Today I’m presenting a demonstration of my current painting technique. It was inspired by some of the techniques presented in How to Paint Like the Old Masters. This book introduced me to some radically different ways of painting from the ones I learned from my first teachers. It’s fun, it goes quickly, and I think the results are great. This isn’t going to be a step-by-step Bob Ross tutorial, just an overview of the painting process. What I’m doing is very similar to what was done as far back as the 1400’s. Once you are familiar with the steps, you’ll notice how they were used in some of the earlier paintings, such as this unfinished one by Leonardo da Vinci.

The source photo

Today we’ll paint this skull I found on Google. I picked it because it has a lot of detail and some dramatic light and dark areas. Because there aren’t any flesh tones, I’ll use just three colors: black, titanium white, and burnt umber. To make the paint flow, I use a homemade medium consisting of equal parts varnish, linseed oil, and paint thinner. The medium gives the paint a shiny, wet look even when it’s dry. Without medium, the paint will dry with a dull finish and the colors won’t be as intense until the painting is varnished. I use synthetic brushes, from 1″ wide down to, well, very tiny, and a palette knife to mix the paint.

I’ve organized this into “sittings”, which are 30 to 90 minutes long. I usually have a goal I want to meet with each sitting, but sometimes the length depends on how much time I have that day. I wait until the paint is completely dry between settings, about 3-4 days.

  (Not pictured): I start with a 9×12 canvas that is primed with gesso tinted with acrylic paint to have a warm beige color. I draw the skull directly on the canvas using charcoal. I come back to the drawing 3 or 4 times to make adjustments. I like to start with as accurate a drawing as possible.
First Sitting: I paint the shadows using burnt umber and medium, thinning down the paint so it flows like watercolor. I use soft brushes to blend the shadows, and paint the dark areas using almost pure paint with only a little medium. This underpainting should be fairly detailed. At this point it’s easy to make corrections if my drawing is off.
Second Sitting: I mix white with a little burnt umber, and paint in the light areas. I mix a gray color using black, umber, and white, and paint in the shadow areas. For the middle tones, I leave the underpainting showing. This gives the painting a nice warm feel. To finish, I paint over the background using black.
Third Sitting: I add pure white to the light areas and use gray and black to strengthen the shadows. I start to add details in places like the teeth.
Fourth Sitting: I realize the painting is looking too smooth, so I add details such as cracks and areas of rough texture. I continue to work on the teeth.
Fifth Sitting: I use a glaze (medium with a small amount of paint) to tint the darker areas such as the right side and the back of the teeth. I continue to add texture and details.
Sixth Sitting: I make the final adjustments to the shadows using a glaze, specifically on the right side and in the eye sockets. I add a few more lights and any details I missed. Now it’s time to sign it. After this, I’d typically wait 3 to 6 months for the paint to completely cure before brushing on a coat of varnish.

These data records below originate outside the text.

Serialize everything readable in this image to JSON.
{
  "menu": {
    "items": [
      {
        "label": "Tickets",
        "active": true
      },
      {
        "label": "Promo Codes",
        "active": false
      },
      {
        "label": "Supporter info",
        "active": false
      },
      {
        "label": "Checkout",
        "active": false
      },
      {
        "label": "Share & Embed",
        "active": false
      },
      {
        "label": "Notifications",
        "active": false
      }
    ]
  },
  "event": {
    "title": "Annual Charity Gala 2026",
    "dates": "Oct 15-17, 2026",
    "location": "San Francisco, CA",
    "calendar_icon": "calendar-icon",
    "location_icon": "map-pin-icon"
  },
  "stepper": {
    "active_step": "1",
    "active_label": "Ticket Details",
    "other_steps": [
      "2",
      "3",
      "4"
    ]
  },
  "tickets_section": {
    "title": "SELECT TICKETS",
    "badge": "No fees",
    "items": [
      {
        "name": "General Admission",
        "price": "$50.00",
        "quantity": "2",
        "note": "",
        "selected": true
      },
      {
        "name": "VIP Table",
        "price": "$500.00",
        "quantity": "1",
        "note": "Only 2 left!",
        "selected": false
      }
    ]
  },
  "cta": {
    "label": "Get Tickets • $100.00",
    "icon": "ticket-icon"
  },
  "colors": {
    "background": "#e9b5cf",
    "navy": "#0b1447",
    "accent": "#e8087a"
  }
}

Here’s a bigger view of the finished product. This one will be framed and given to my father in law for Christmas. (Don’t worry, he’s still one of the few who aren’t on this site).

The finished painting

Next time I’ll show how to paint a figure, and then move on to a portrait.